In Judaism, Ben Zoma, noted as the fine interpreter of Jewish scriptures said: “Who is rich? Those who are happy with their portion”. In other words, if we were content with what we had, then we would not become discontent with what we did not have. This is not to encourage complacency. But for us to really learn to appreciate some of the blessings that we have in our life, and yet we take them for granted. We strive to improve our self, but at the same time be content whilst on the journey.
I cried because I had no shoes,
then I met a man who had no feet.
Is the pursuit of contentment a false pursuit? Many scholars have argued and debated over this eternal question. Because for as long as we are searching for contentment, or have a desire for it, we can never be content.
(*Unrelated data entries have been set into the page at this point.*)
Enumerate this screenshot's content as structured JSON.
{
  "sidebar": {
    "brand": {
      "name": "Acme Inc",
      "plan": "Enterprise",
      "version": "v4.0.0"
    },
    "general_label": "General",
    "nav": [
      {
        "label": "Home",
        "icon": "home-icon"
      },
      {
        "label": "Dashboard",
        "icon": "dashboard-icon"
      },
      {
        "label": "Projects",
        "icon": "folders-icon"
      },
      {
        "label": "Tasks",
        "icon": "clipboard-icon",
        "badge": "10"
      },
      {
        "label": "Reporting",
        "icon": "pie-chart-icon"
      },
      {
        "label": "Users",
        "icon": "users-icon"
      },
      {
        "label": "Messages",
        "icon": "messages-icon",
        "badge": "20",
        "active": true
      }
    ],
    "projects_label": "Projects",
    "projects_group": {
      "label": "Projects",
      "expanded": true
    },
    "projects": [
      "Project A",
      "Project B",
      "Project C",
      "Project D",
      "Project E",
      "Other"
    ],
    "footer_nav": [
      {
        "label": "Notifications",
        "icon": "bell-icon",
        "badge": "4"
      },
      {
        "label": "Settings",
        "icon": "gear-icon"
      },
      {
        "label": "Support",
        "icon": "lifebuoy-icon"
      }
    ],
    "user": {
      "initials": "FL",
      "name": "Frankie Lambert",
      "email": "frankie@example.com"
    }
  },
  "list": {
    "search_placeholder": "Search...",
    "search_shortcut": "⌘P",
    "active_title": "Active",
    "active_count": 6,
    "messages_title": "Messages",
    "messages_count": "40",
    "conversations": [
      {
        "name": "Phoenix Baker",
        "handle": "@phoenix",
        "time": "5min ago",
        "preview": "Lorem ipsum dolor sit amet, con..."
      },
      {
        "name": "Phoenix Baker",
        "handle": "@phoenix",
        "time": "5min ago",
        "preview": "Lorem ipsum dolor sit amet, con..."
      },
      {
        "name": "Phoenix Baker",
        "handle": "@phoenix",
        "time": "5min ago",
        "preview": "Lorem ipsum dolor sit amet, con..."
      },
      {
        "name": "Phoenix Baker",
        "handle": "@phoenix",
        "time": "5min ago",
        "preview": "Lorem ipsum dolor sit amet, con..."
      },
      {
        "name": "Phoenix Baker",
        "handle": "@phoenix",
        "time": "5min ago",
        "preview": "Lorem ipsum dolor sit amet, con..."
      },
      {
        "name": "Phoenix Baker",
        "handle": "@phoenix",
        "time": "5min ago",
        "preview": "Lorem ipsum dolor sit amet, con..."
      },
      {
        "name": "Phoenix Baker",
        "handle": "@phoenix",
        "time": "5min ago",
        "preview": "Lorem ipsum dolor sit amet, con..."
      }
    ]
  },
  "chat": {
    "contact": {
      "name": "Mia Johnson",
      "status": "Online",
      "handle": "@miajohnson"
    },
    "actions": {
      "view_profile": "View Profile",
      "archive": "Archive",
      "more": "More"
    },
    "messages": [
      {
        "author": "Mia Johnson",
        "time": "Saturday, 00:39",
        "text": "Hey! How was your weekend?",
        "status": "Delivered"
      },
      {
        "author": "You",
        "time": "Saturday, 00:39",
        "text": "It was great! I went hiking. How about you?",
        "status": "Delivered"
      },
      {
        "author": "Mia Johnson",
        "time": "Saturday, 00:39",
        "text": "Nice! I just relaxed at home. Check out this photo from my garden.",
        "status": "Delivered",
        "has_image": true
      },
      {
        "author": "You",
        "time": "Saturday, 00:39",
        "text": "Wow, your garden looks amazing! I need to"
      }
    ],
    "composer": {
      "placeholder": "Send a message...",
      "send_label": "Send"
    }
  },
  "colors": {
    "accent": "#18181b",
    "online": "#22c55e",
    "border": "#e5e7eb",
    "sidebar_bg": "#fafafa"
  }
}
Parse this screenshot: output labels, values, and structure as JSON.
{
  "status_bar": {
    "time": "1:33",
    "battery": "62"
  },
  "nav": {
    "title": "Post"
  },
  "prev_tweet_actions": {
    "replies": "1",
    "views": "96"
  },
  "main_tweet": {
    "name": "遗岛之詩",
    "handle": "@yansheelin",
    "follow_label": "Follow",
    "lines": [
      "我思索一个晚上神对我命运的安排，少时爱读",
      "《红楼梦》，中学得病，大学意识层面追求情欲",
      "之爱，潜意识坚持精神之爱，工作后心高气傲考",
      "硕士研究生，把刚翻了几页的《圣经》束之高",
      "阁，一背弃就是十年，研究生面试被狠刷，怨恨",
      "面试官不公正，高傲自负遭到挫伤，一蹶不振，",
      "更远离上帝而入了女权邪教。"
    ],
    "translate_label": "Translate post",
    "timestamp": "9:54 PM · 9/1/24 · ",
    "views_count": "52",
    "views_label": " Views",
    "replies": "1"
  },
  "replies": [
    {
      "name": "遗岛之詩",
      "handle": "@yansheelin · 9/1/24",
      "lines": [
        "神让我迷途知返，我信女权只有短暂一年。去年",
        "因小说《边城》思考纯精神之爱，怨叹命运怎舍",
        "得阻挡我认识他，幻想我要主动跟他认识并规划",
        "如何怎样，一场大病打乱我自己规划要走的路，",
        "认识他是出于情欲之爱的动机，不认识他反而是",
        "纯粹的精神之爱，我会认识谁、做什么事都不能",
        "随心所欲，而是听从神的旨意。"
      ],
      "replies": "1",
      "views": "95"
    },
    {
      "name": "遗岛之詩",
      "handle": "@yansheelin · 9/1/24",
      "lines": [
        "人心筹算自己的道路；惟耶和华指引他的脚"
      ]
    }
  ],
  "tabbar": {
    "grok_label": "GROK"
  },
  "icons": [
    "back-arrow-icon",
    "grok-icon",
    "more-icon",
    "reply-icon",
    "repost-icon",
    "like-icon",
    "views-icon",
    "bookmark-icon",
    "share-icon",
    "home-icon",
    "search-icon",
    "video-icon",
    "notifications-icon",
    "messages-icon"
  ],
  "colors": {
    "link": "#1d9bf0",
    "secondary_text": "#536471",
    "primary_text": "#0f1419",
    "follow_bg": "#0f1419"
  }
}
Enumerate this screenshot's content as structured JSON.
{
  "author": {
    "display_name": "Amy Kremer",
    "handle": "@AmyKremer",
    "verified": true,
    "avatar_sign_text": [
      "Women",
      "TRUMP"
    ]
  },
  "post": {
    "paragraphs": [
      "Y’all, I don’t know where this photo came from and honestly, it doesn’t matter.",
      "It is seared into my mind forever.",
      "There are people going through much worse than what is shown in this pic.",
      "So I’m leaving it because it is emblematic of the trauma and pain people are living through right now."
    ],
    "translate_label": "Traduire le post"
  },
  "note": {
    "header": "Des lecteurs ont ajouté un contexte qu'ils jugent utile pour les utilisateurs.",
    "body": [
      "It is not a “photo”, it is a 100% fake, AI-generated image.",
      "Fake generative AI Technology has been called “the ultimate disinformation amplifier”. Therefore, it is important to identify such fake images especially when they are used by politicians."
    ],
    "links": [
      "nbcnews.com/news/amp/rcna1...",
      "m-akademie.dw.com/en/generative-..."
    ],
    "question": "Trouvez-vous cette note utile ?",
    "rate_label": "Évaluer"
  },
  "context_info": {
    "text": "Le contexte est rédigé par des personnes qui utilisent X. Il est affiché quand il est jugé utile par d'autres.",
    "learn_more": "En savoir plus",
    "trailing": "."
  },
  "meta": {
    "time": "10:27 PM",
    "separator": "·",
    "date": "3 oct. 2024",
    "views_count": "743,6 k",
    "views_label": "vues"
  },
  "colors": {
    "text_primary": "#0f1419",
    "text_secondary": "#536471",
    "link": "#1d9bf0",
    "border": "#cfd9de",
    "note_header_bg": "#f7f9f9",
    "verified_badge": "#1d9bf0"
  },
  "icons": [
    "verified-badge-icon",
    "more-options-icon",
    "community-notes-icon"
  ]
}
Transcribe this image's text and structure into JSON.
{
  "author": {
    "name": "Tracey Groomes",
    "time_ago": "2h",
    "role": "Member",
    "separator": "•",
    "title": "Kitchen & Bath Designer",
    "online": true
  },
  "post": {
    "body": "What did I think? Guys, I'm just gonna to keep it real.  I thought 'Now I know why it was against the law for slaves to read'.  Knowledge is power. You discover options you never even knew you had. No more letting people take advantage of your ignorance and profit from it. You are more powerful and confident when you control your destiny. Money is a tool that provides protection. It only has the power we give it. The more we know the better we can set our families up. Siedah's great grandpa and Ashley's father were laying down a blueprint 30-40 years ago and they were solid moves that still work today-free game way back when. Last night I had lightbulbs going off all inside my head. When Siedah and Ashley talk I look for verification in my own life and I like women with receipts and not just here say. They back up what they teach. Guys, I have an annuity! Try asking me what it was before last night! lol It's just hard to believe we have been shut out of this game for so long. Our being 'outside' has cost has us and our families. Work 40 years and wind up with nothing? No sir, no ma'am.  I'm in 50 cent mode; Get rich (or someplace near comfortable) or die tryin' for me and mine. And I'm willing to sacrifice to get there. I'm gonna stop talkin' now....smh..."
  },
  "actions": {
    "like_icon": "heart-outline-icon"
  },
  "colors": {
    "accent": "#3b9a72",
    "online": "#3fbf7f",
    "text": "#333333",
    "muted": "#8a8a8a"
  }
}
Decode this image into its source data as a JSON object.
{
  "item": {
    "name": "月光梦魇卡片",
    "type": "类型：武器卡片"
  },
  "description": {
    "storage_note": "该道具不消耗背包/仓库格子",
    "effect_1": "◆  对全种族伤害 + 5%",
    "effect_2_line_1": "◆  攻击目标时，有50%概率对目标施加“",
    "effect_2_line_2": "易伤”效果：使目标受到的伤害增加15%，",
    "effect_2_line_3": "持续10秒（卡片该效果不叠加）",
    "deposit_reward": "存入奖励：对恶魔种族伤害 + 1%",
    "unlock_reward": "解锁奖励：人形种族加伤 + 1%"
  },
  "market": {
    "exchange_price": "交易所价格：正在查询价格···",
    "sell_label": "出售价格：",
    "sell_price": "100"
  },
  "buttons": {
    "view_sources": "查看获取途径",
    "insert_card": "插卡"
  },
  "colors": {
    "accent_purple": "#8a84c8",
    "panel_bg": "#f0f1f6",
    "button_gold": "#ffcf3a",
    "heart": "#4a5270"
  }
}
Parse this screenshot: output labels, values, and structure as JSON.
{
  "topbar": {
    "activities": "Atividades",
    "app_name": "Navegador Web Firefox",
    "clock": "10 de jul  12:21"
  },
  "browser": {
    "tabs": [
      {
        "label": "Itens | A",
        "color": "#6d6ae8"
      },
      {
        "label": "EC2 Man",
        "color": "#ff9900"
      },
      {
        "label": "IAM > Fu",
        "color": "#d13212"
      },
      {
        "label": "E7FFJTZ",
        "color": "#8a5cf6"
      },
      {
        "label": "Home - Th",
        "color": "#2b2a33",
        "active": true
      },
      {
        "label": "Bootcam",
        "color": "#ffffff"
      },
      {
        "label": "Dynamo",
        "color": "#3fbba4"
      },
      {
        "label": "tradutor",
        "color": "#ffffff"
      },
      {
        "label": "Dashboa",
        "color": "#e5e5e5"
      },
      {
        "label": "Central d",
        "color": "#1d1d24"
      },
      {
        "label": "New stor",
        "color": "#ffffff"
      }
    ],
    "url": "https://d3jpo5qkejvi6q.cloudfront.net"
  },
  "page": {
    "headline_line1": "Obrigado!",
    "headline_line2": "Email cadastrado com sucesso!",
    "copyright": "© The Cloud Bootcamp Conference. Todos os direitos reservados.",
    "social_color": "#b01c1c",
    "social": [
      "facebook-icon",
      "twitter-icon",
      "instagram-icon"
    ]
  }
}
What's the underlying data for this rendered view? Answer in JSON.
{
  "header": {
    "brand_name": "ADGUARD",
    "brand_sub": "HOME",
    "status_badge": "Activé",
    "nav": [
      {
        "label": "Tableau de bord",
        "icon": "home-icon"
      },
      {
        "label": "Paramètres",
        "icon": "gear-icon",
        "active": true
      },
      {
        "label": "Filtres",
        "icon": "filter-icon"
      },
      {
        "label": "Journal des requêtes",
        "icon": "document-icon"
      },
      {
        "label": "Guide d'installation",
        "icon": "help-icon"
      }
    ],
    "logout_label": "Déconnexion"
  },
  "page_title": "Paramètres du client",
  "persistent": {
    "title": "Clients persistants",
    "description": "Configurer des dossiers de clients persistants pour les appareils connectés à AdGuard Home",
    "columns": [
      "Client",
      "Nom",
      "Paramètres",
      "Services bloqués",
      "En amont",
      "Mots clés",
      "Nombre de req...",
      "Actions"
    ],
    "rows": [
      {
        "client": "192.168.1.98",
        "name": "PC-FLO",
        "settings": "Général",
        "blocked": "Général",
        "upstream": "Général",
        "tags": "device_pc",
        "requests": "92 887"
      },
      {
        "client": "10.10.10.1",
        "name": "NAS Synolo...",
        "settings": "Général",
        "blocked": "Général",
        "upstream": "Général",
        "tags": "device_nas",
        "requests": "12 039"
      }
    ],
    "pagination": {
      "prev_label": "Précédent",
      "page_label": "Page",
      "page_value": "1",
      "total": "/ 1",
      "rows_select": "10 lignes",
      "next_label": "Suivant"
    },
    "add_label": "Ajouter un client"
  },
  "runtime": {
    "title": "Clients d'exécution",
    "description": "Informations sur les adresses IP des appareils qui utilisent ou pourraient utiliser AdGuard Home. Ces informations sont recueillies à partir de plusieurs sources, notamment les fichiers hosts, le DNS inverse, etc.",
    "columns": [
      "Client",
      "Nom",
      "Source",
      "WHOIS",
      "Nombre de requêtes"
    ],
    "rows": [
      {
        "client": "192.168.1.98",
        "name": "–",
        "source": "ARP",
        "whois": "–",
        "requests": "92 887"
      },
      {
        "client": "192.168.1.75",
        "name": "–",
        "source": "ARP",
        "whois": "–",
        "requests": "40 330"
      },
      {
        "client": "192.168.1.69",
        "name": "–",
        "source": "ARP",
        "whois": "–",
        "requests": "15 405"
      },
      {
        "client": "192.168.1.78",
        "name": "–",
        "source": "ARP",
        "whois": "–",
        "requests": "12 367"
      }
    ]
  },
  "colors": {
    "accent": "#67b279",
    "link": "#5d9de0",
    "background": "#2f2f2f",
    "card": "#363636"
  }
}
There is an inherent difference between the mindless pursuit of ‘wants’ and a mindful pursuit of ‘needs’. And we need to understand both. Cravings we all understand pretty well. Desires create a dependence; the hunger for greed, lust or ego; to hoard material possessions; to succumb to the addictions in a variety of forms. These desires are unlimited.
We may pass violets, looking for roses.
We may pass contentment looking for victory.
Contentment on the other hand is a state free from desires. An understanding that one needs the simple things in life to survive; one has trust in the process, and is liberated and not bound by people and possessions. It is a state of being totally satisfied. Serene and calm and peaceful.
How can we become more content?
Do less each day, but do that which is necessary.
‘Be’ happy and ‘do’ happy in your daily tasks.
Do not over fill your ‘to do list’. Do you really need one?
Leave space between tasks or appointments. Do not fill every moment with ‘some things’. There really is power in the ‘no things’ too.
Slow down – take time to eat, drive and live peacefully.
Stop trying to change other people!
Stop and consider why you want something… Watch out for those desires again!
Show people that you appreciate them.
Just breathe and smile. You can do both together!
Learn to enjoy the simple things in life.
Start to count your blessings.
Live from kindness. Practice more.
Let go of what is out of your control. Other people, situations and the past.
Listen more to your intuition and your heart, not the emotions – but follow the call of love.
Connect with the people that you love. Appreciate them more.
Find your passion and purpose in life.
Do things that you enjoy and be creative and productive.
It’s Time… not to ‘practice’ contentment, but to be it!
© ‘It’s Time…’ by Aruna Ladva, BK Publications London, UK